The BBC tweeted about how to negotiate a pay rise days after Carrie Gracie's resignation. Twitter

The BBC has suggested people should negotiate a New Year pay rise, just four days after its China Editor Carrie Gracie resigned due to the corporation's "secretive and illegal pay culture".

The tweet, which was posted on Thursday morning (11 January) from the main BBC Twitter account, said: "Back at work and feeling undervalued? Not being paid what you're worth? Why not start the year by asking for a pay rise?

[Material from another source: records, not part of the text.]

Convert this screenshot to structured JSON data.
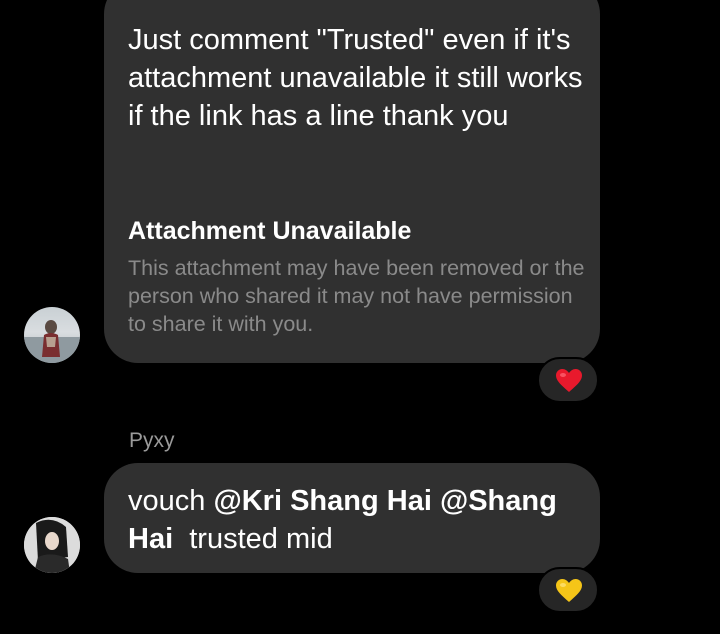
{
  "message1": {
    "text": "Just comment \"Trusted\" even if it's attachment unavailable it still works if the link has a line thank you",
    "attachment_title": "Attachment Unavailable",
    "attachment_description": "This attachment may have been removed or the person who shared it may not have permission to share it with you.",
    "reaction": "red-heart-icon",
    "reaction_color": "#e8192c"
  },
  "message2": {
    "sender": "Pyxy",
    "prefix": "vouch ",
    "mention1": "@Kri Shang Hai",
    "mention2": "@Shang Hai",
    "suffix": "  trusted mid",
    "reaction": "yellow-heart-icon",
    "reaction_color": "#f5c518"
  },
  "colors": {
    "background": "#000000",
    "bubble": "#303030",
    "secondary_text": "#8a8a8a"
  }
}
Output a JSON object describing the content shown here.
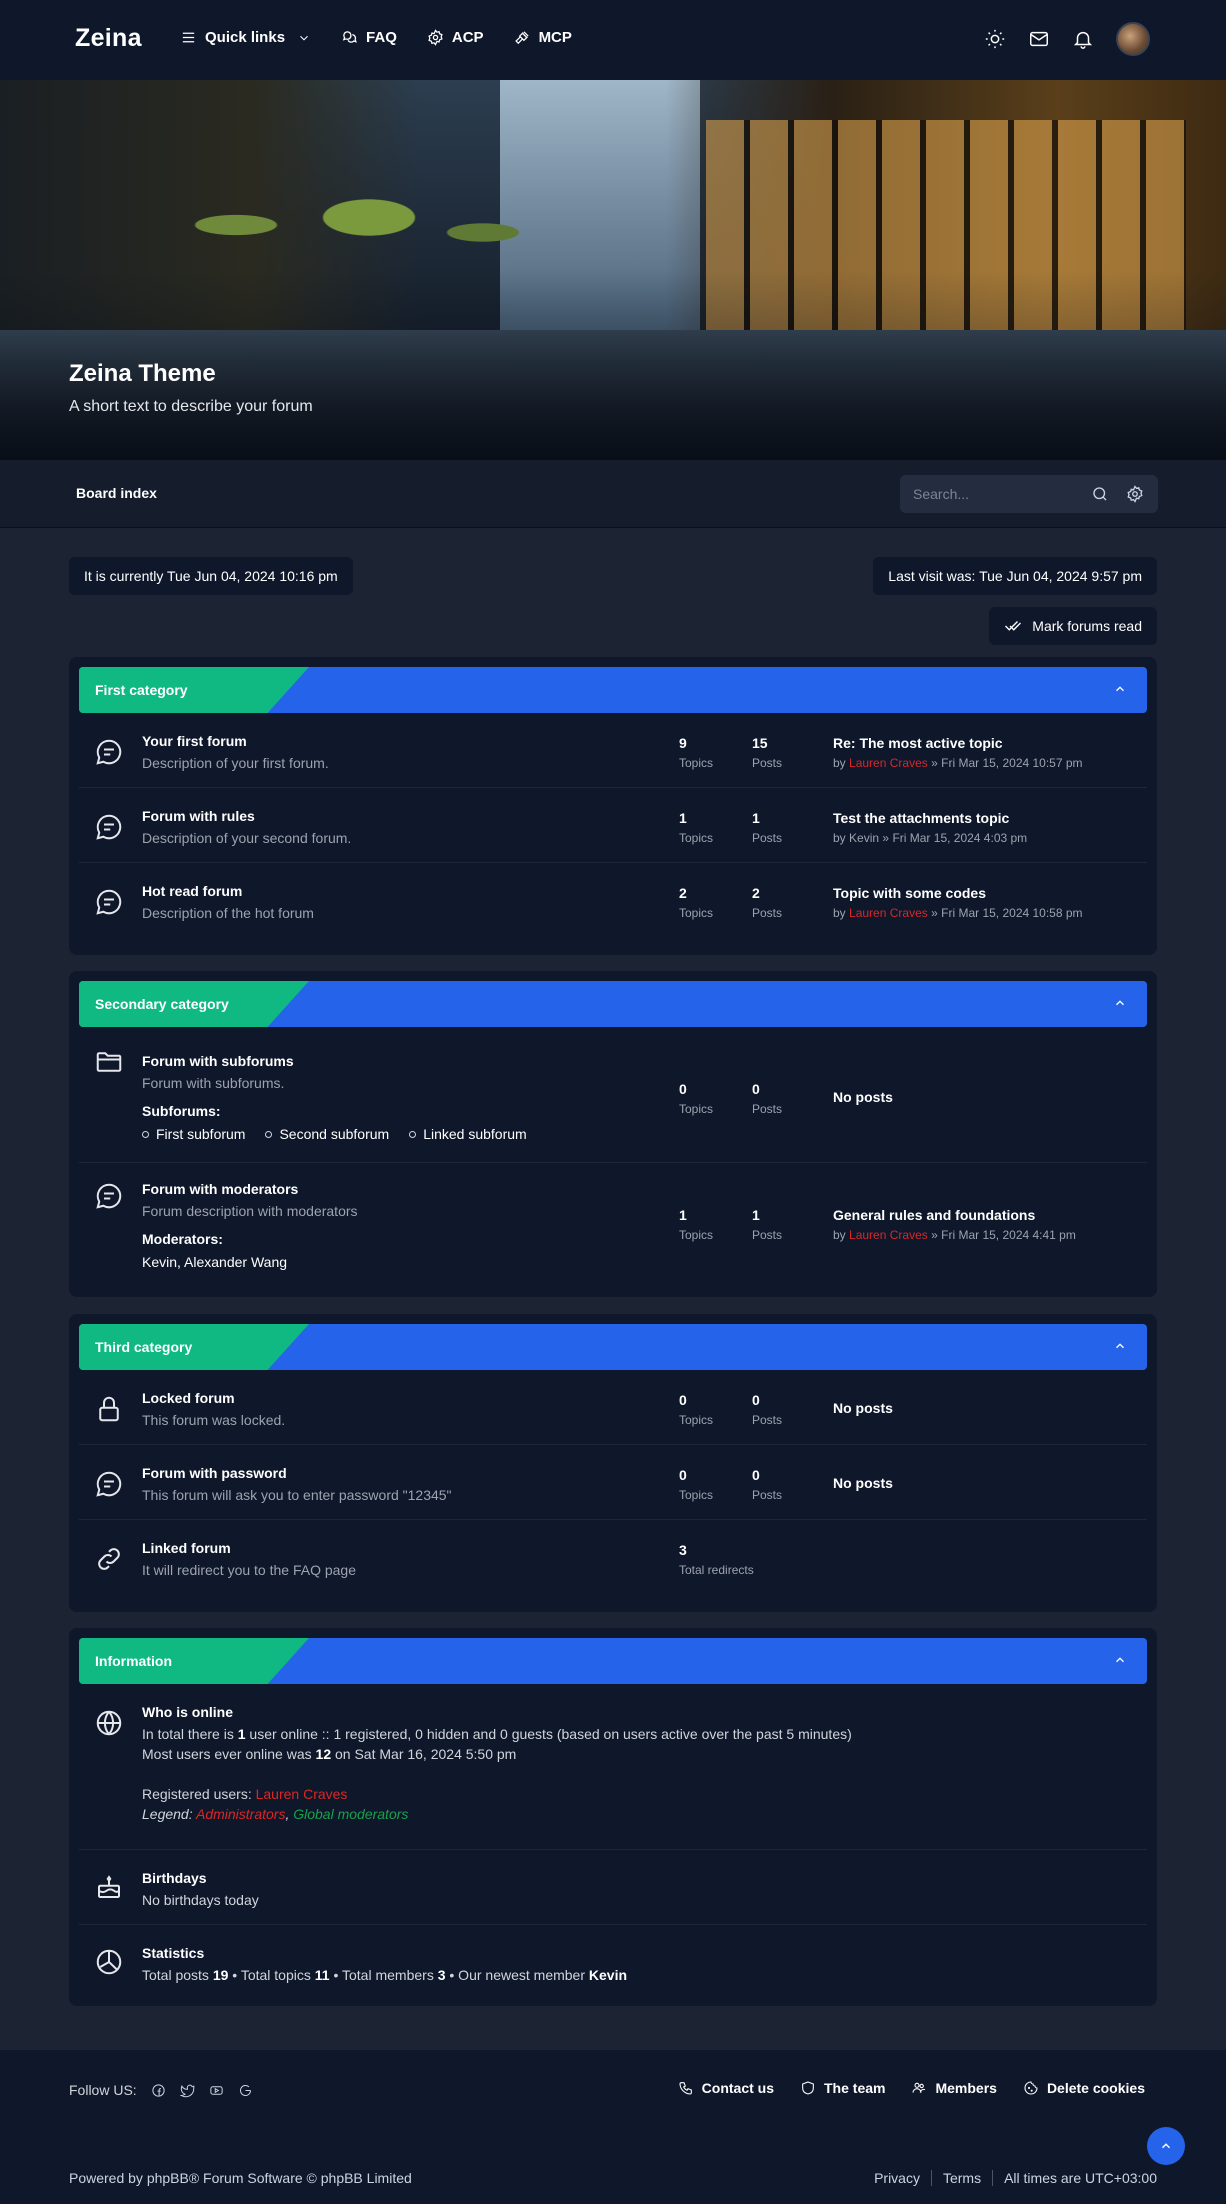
{
  "header": {
    "logo": "Zeina",
    "nav": {
      "quick_links": "Quick links",
      "faq": "FAQ",
      "acp": "ACP",
      "mcp": "MCP"
    }
  },
  "hero": {
    "title": "Zeina Theme",
    "subtitle": "A short text to describe your forum"
  },
  "breadcrumb": {
    "board_index": "Board index",
    "search_placeholder": "Search..."
  },
  "info_bar": {
    "current_time": "It is currently Tue Jun 04, 2024 10:16 pm",
    "last_visit": "Last visit was: Tue Jun 04, 2024 9:57 pm",
    "mark_read": "Mark forums read"
  },
  "labels": {
    "topics": "Topics",
    "posts": "Posts",
    "by": "by",
    "sep": "»",
    "subforums": "Subforums:",
    "moderators": "Moderators:",
    "no_posts": "No posts",
    "total_redirects": "Total redirects"
  },
  "categories": [
    {
      "title": "First category",
      "forums": [
        {
          "name": "Your first forum",
          "desc": "Description of your first forum.",
          "topics": "9",
          "posts": "15",
          "last_title": "Re: The most active topic",
          "last_user": "Lauren Craves",
          "last_user_color": "#dc2626",
          "last_time": "Fri Mar 15, 2024 10:57 pm"
        },
        {
          "name": "Forum with rules",
          "desc": "Description of your second forum.",
          "topics": "1",
          "posts": "1",
          "last_title": "Test the attachments topic",
          "last_user": "Kevin",
          "last_user_color": "#9ca3af",
          "last_time": "Fri Mar 15, 2024 4:03 pm"
        },
        {
          "name": "Hot read forum",
          "desc": "Description of the hot forum",
          "topics": "2",
          "posts": "2",
          "last_title": "Topic with some codes",
          "last_user": "Lauren Craves",
          "last_user_color": "#dc2626",
          "last_time": "Fri Mar 15, 2024 10:58 pm"
        }
      ]
    },
    {
      "title": "Secondary category",
      "forums": [
        {
          "name": "Forum with subforums",
          "desc": "Forum with subforums.",
          "topics": "0",
          "posts": "0",
          "subforums": [
            "First subforum",
            "Second subforum",
            "Linked subforum"
          ]
        },
        {
          "name": "Forum with moderators",
          "desc": "Forum description with moderators",
          "topics": "1",
          "posts": "1",
          "moderators": "Kevin,  Alexander Wang",
          "last_title": "General rules and foundations",
          "last_user": "Lauren Craves",
          "last_user_color": "#dc2626",
          "last_time": "Fri Mar 15, 2024 4:41 pm"
        }
      ]
    },
    {
      "title": "Third category",
      "forums": [
        {
          "name": "Locked forum",
          "desc": "This forum was locked.",
          "topics": "0",
          "posts": "0"
        },
        {
          "name": "Forum with password",
          "desc": "This forum will ask you to enter password \"12345\"",
          "topics": "0",
          "posts": "0"
        },
        {
          "name": "Linked forum",
          "desc": "It will redirect you to the FAQ page",
          "redirects": "3"
        }
      ]
    }
  ],
  "information": {
    "title": "Information",
    "online": {
      "title": "Who is online",
      "line1_pre": "In total there is ",
      "line1_num": "1",
      "line1_post": " user online :: 1 registered, 0 hidden and 0 guests (based on users active over the past 5 minutes)",
      "line2_pre": "Most users ever online was ",
      "line2_num": "12",
      "line2_post": " on Sat Mar 16, 2024 5:50 pm",
      "registered_label": "Registered users: ",
      "registered_user": "Lauren Craves",
      "legend_label": "Legend: ",
      "legend_admin": "Administrators",
      "legend_sep": ", ",
      "legend_gmod": "Global moderators"
    },
    "birthdays": {
      "title": "Birthdays",
      "text": "No birthdays today"
    },
    "statistics": {
      "title": "Statistics",
      "posts_label": "Total posts ",
      "posts": "19",
      "topics_label": " • Total topics ",
      "topics": "11",
      "members_label": " • Total members ",
      "members": "3",
      "newest_label": " • Our newest member ",
      "newest": "Kevin"
    }
  },
  "footer": {
    "follow": "Follow US:",
    "contact": "Contact us",
    "team": "The team",
    "members": "Members",
    "cookies": "Delete cookies",
    "powered": "Powered by phpBB® Forum Software © phpBB Limited",
    "privacy": "Privacy",
    "terms": "Terms",
    "timezone": "All times are UTC+03:00"
  },
  "colors": {
    "accent": "#2563eb",
    "category_green": "#10b981",
    "admin_red": "#dc2626",
    "gmod_green": "#16a34a"
  }
}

"Here are some tips on how to negotiate one." The tweet linked to a video from BBC Woman's Hour about how to negotiate a pay rise with tips from expert negotiator Natalie Reynolds, the CEO of advantageSPRING.

The tweet had been deleted by 9.50am after being up for around two hours, more than long enough for people to notice the irony.

Social media manager Jono Read described it as the BBC "trolling its own employees", while BuzzFeed's Scott Bryan said: "Of all of the weeks for the BBC to tweet this." Another user said: "This is all getting very meta."

Gracie resigned from her £145,000 post in protest at the inequality in pay between men and women at the BBC. She even turned down a £45,000 pay rise during a six-month battle for equal pay with her male equivalents.

She told Woman's Hour on Monday: "I do think salaries at the top are unacceptably high, both for presenters and stars of various kinds and also for managers. I didn't want more money, I wanted equality and this was not equality. There was still a big gap between myself and my male peers."